Store-bought poke should be kept airtight using plastic wrap, aluminum foil, or an airtight container. Airtight storage helps maintain freshness and prevent spoilage. Raw fish can be stored in the freezer for two to three months if wrapped well.
Utilizing Leftover Poke
If you find yourself with leftover poke that’s nearing the end of its shelf life, don’t fret. There are ways to revitalize the dish or incorporate it into new recipes, ensuring no food goes to waste. One such method is to cook the poke, transforming it into a warm, flavorful dish.
Here’s a simple recipe you can follow to give your leftover poke a new lease on life:
- Leftover poke
- 1 tablespoon sesame oil
- 1 tablespoon S&S dashi
- 2 cloves garlic, minced
- 2 tablespoons shoyu (soy sauce)
- 1 tablespoon butter
- Juice of one calamansi or half a lemon
- A pinch of red pepper flakes
- Pepper to taste
- Heat the sesame oil in a pan over medium heat.
- Add the minced garlic to the pan and sauté until it becomes fragrant.
- Add the leftover poke to the pan and stir to combine with the garlic.
- Add the S&S dashi, shoyu, and butter to the pan. Stir well to ensure the poke is evenly coated with the sauces.
- Squeeze the calamansi or lemon juice over the poke, then sprinkle with red pepper flakes and pepper to taste.
- Continue to cook the poke for a few more minutes until it’s heated through.
- Serve the revitalized poke over rice or noodles, or enjoy it on its own.
This recipe not only extends the life of your leftover poke but also introduces new flavors to the dish. The heat from the cooking process can also help to kill any bacteria that may have started to grow, making the poke safer to eat.
Distinction Between Poke and Sushi
Poke and sushi, two beloved dishes, share common ingredients but hail from different corners of the globe. Poke, a traditional Hawaiian dish, and sushi, a culinary staple from Japan, both prominently feature raw fish, rice, and various vegetables. However, their origins, preparation, and presentation set them apart, reflecting the unique cultural contexts from which they emerged.
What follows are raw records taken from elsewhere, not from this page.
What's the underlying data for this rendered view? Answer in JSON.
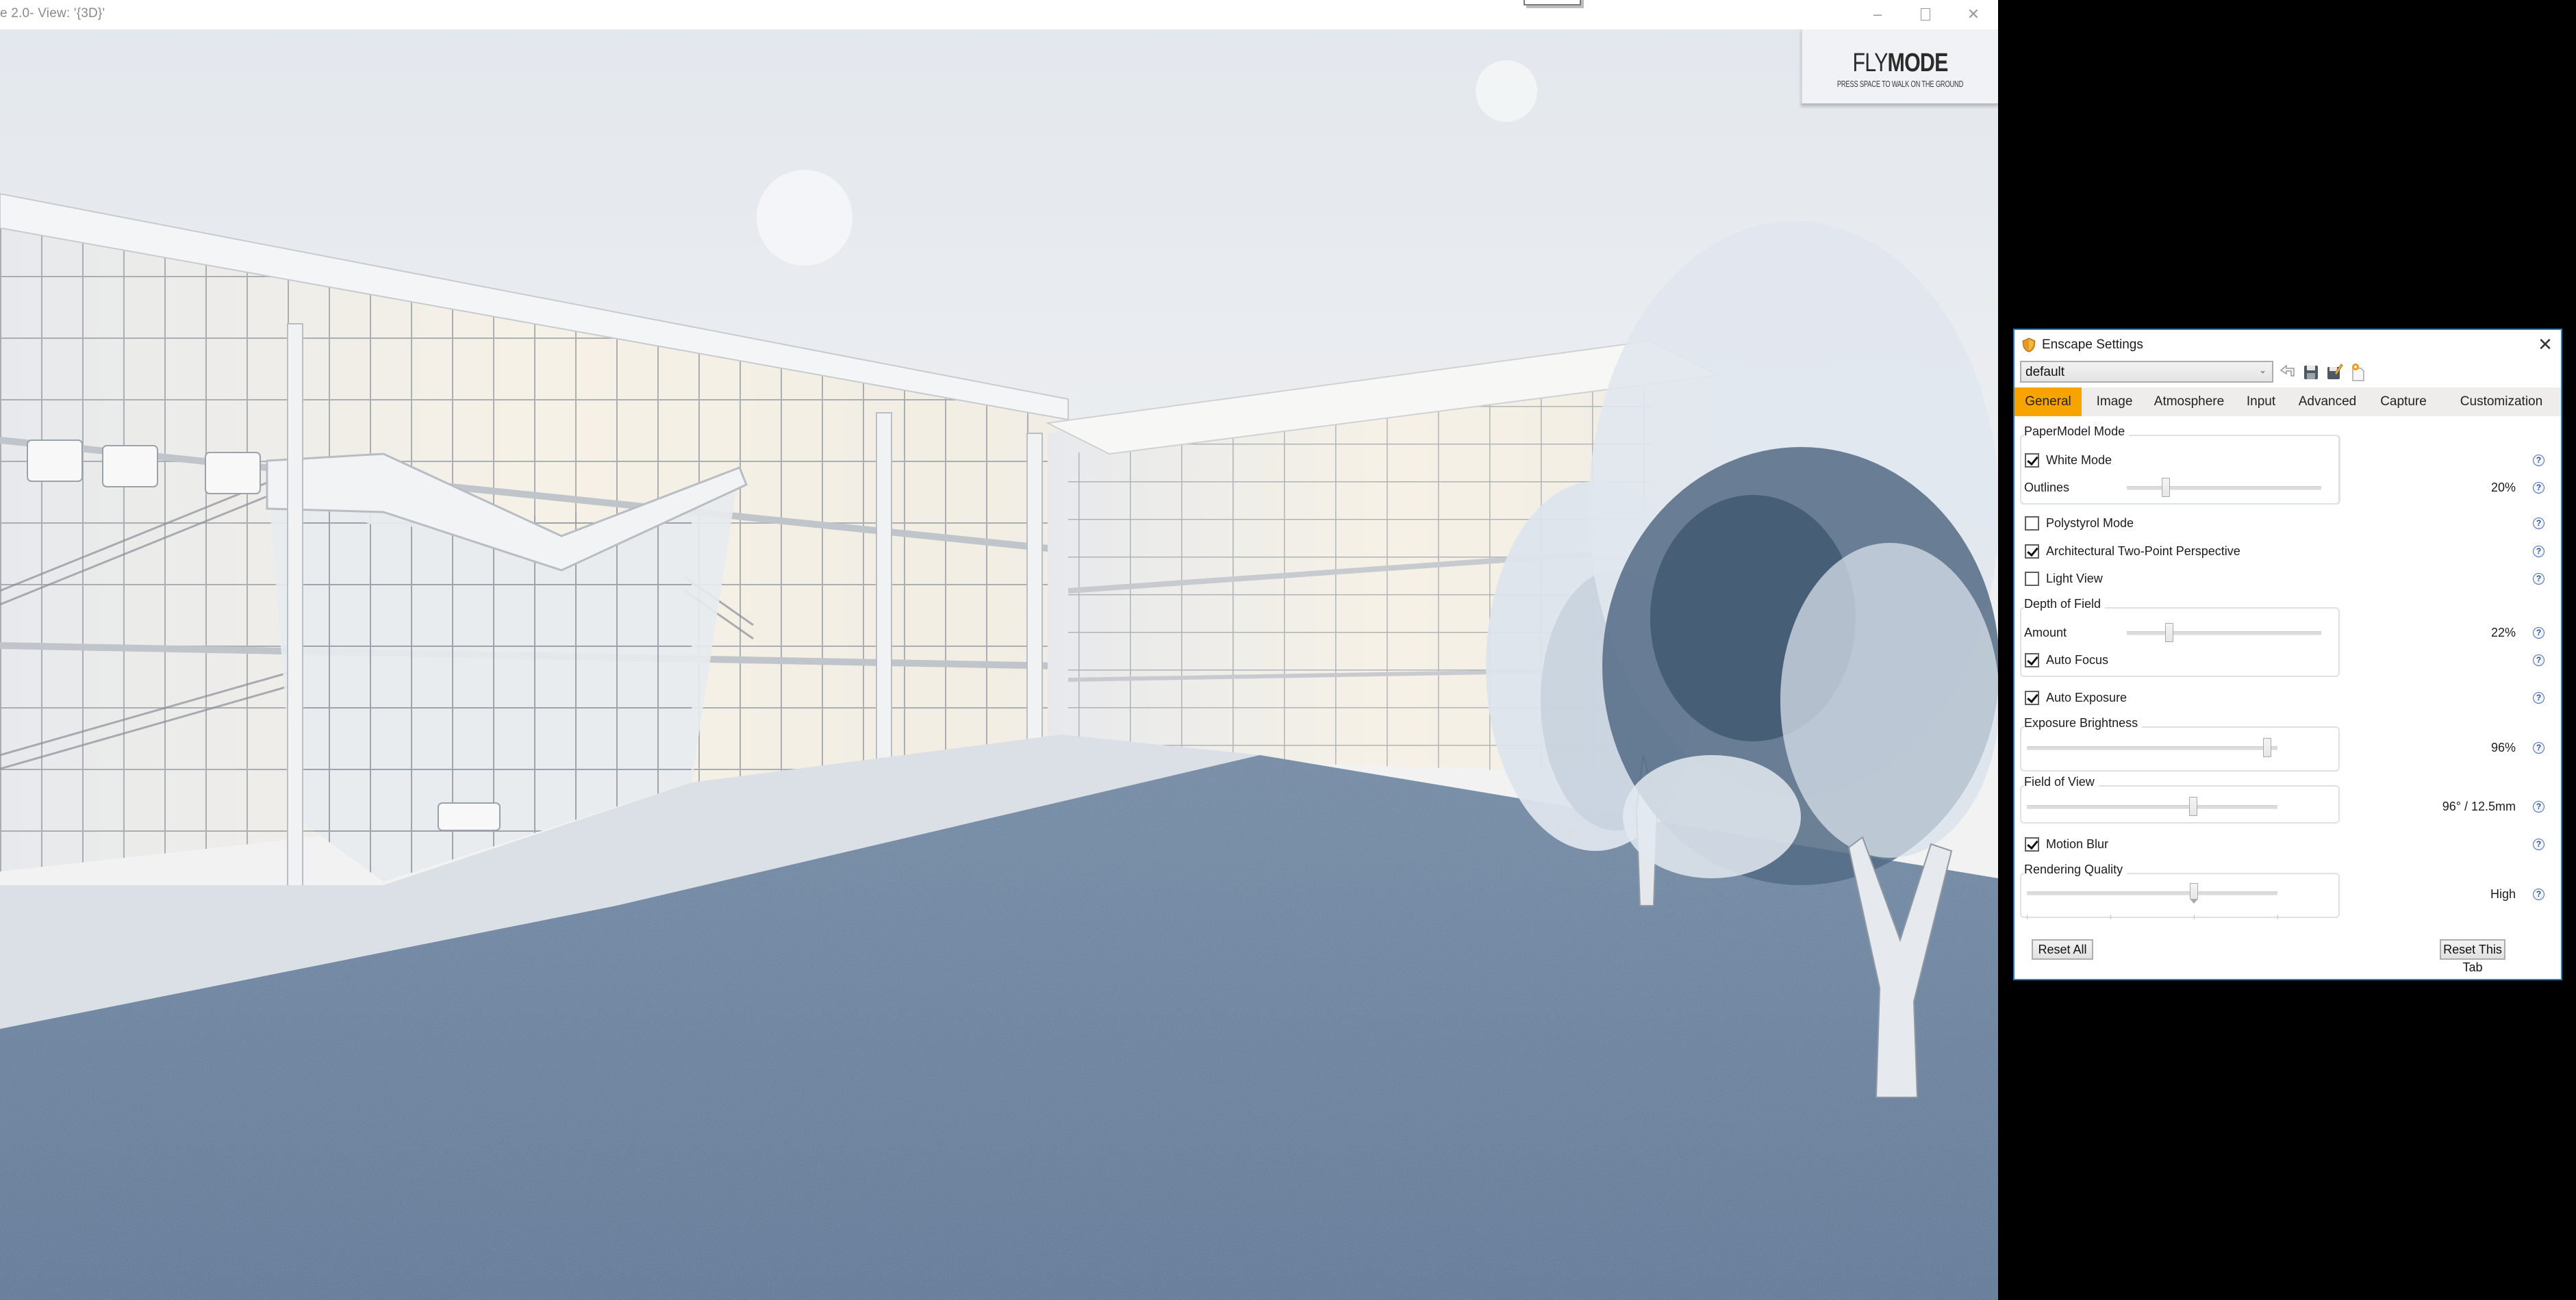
{
  "window": {
    "title": "e 2.0- View: '{3D}'",
    "controls": {
      "minimize": "–",
      "maximize": "□",
      "close": "✕"
    }
  },
  "viewport": {
    "flymode": {
      "title_light": "FLY",
      "title_bold": "MODE",
      "hint": "PRESS SPACE TO WALK ON THE GROUND"
    },
    "scene_colors": {
      "sky": "#eceff3",
      "glass": "#e9ecef",
      "ground": "#5c7592",
      "tree_dark": "#3d5570",
      "tree_light": "#dfe6ee"
    }
  },
  "dialog": {
    "title": "Enscape Settings",
    "close_icon": "✕",
    "preset": {
      "selected": "default",
      "chevron": "⌄"
    },
    "toolbar_icons": [
      "undo-icon",
      "save-icon",
      "save-as-icon",
      "new-preset-icon"
    ],
    "accent_color": "#f8a400",
    "tabs": [
      {
        "label": "General",
        "active": true
      },
      {
        "label": "Image",
        "active": false
      },
      {
        "label": "Atmosphere",
        "active": false
      },
      {
        "label": "Input",
        "active": false
      },
      {
        "label": "Advanced",
        "active": false
      },
      {
        "label": "Capture",
        "active": false
      },
      {
        "label": "Customization",
        "active": false
      }
    ],
    "general": {
      "papermodel": {
        "section": "PaperModel Mode",
        "white_mode": {
          "label": "White Mode",
          "checked": true
        },
        "outlines": {
          "label": "Outlines",
          "value_text": "20%",
          "value": 0.2
        }
      },
      "polystyrol": {
        "label": "Polystyrol Mode",
        "checked": false
      },
      "two_point": {
        "label": "Architectural Two-Point Perspective",
        "checked": true
      },
      "light_view": {
        "label": "Light View",
        "checked": false
      },
      "dof": {
        "section": "Depth of Field",
        "amount": {
          "label": "Amount",
          "value_text": "22%",
          "value": 0.22
        },
        "auto_focus": {
          "label": "Auto Focus",
          "checked": true
        }
      },
      "auto_exposure": {
        "label": "Auto Exposure",
        "checked": true
      },
      "exposure": {
        "section": "Exposure Brightness",
        "value_text": "96%",
        "value": 0.96
      },
      "fov": {
        "section": "Field of View",
        "value_text": "96° / 12.5mm",
        "value": 0.665
      },
      "motion_blur": {
        "label": "Motion Blur",
        "checked": true
      },
      "quality": {
        "section": "Rendering Quality",
        "value_text": "High",
        "level": 3,
        "levels": 4
      },
      "help_glyph": "?"
    },
    "buttons": {
      "reset_all": "Reset All",
      "reset_tab": "Reset This Tab"
    }
  }
}
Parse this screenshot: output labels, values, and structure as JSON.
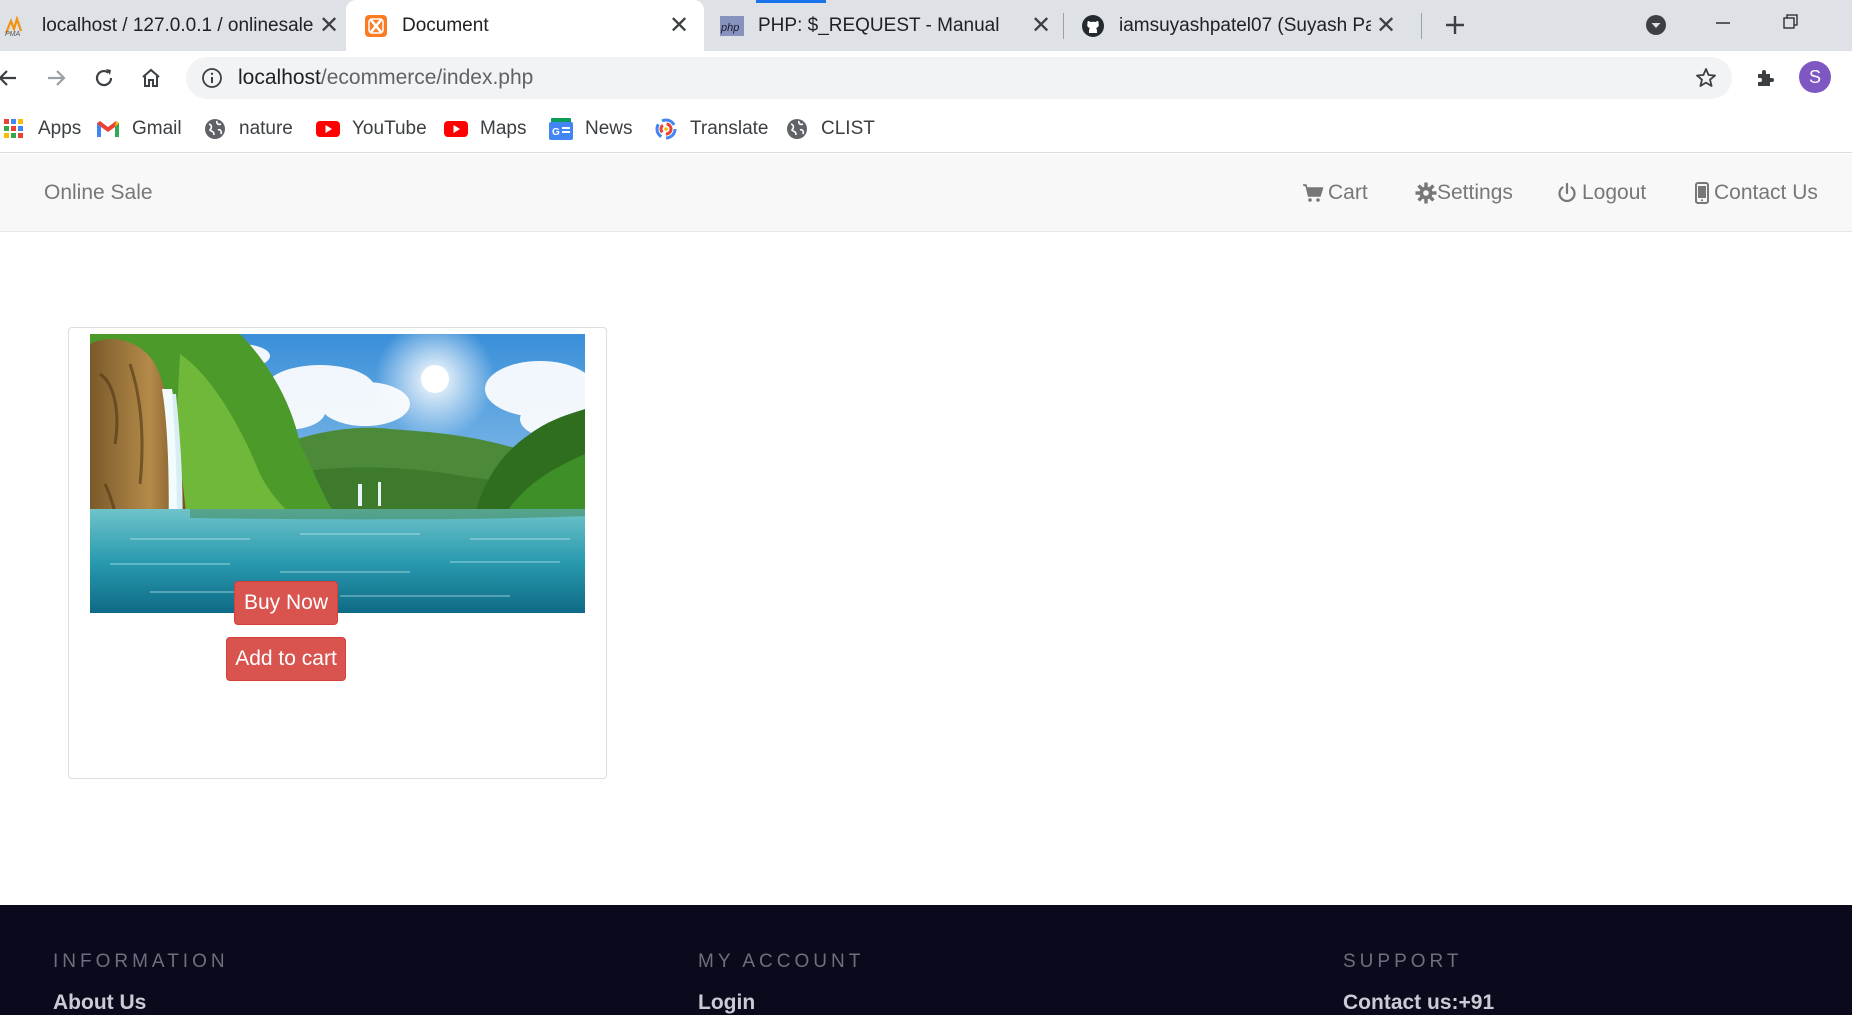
{
  "browser": {
    "tabs": [
      {
        "title": "localhost / 127.0.0.1 / onlinesale",
        "icon": "phpmyadmin-icon"
      },
      {
        "title": "Document",
        "icon": "xampp-icon"
      },
      {
        "title": "PHP: $_REQUEST - Manual",
        "icon": "php-icon"
      },
      {
        "title": "iamsuyashpatel07 (Suyash Patel)",
        "icon": "github-icon"
      }
    ],
    "url_host": "localhost",
    "url_path": "/ecommerce/index.php",
    "profile_initial": "S",
    "bookmarks": [
      {
        "label": "Apps",
        "icon": "apps-grid-icon"
      },
      {
        "label": "Gmail",
        "icon": "gmail-icon"
      },
      {
        "label": "nature",
        "icon": "globe-icon"
      },
      {
        "label": "YouTube",
        "icon": "youtube-icon"
      },
      {
        "label": "Maps",
        "icon": "youtube-icon"
      },
      {
        "label": "News",
        "icon": "google-news-icon"
      },
      {
        "label": "Translate",
        "icon": "translate-icon"
      },
      {
        "label": "CLIST",
        "icon": "globe-icon"
      }
    ]
  },
  "navbar": {
    "brand": "Online Sale",
    "items": [
      {
        "label": "Cart",
        "icon": "cart-icon"
      },
      {
        "label": "Settings",
        "icon": "gear-icon"
      },
      {
        "label": "Logout",
        "icon": "power-icon"
      },
      {
        "label": "Contact Us",
        "icon": "phone-icon"
      }
    ]
  },
  "product": {
    "image": "waterfall-lake-landscape",
    "buy_label": "Buy Now",
    "cart_label": "Add to cart"
  },
  "footer": {
    "columns": [
      {
        "heading": "INFORMATION",
        "link": "About Us"
      },
      {
        "heading": "MY ACCOUNT",
        "link": "Login"
      },
      {
        "heading": "SUPPORT",
        "link": "Contact us:+91"
      }
    ]
  },
  "colors": {
    "danger": "#d9534f",
    "footer_bg": "#0a0a1c",
    "navbar_bg": "#f8f8f8"
  }
}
Poke, meaning “to slice or cut” in Hawaiian, is a dish that typically consists of diced raw fish, such as tuna or salmon, served over a bed of rice and garnished with a variety of toppings. These can include seaweed, cucumber, avocado, and a range of sauces. On the other hand, sushi, a Japanese dish, is a more minimalist creation. It often consists of vinegared rice accompanied by a slice of raw fish, rolled in seaweed, or topped with various ingredients like avocado or cucumber. The simplicity of sushi allows the quality and freshness of the fish to shine through.
Despite their shared ingredients, poke bowls tend to have a broader variety compared to sushi. The customizable nature of poke bowls allows for a more diverse range of flavors and textures, from the crunch of fresh vegetables to the creaminess of sauces. Sushi, in contrast, is more about the harmony of its few, carefully chosen components. Both dishes, however, offer a delightful gastronomic experience, each delicious in its unique way.
Health Considerations of Eating Poke Too Much
When considering the health aspects of poke, it’s important to note that it contains nutritious ingredients like fish, rich in omega-3 fatty acids, vegetables packed with vitamins, and rice, a source of carbohydrates. However, the health benefits can be offset by the excessive use of condiments and oils, which can significantly increase sodium and calorie intake. For instance, soy sauce, a common addition to poke bowls, is high in sodium, while mayonnaise-based sauces can add extra calories.
Therefore, moderation is key to enjoying poke without overindulging in certain ingredients. By being mindful of the toppings and sauces chosen, one can savor this Hawaiian specialty while maintaining a balanced diet. In conclusion, both poke and sushi offer unique culinary experiences, reflecting their respective cultural heritages, and can be part of a healthy diet when enjoyed responsibly.
In conclusion, poke’s shelf-life in the fridge is about two days. After this period, the quality and safety of the dish become questionable. It’s important for consumers to determine if their poke is still edible after two days. We hope this information has been helpful and encourages you to enjoy your poke while it’s fresh and at its best.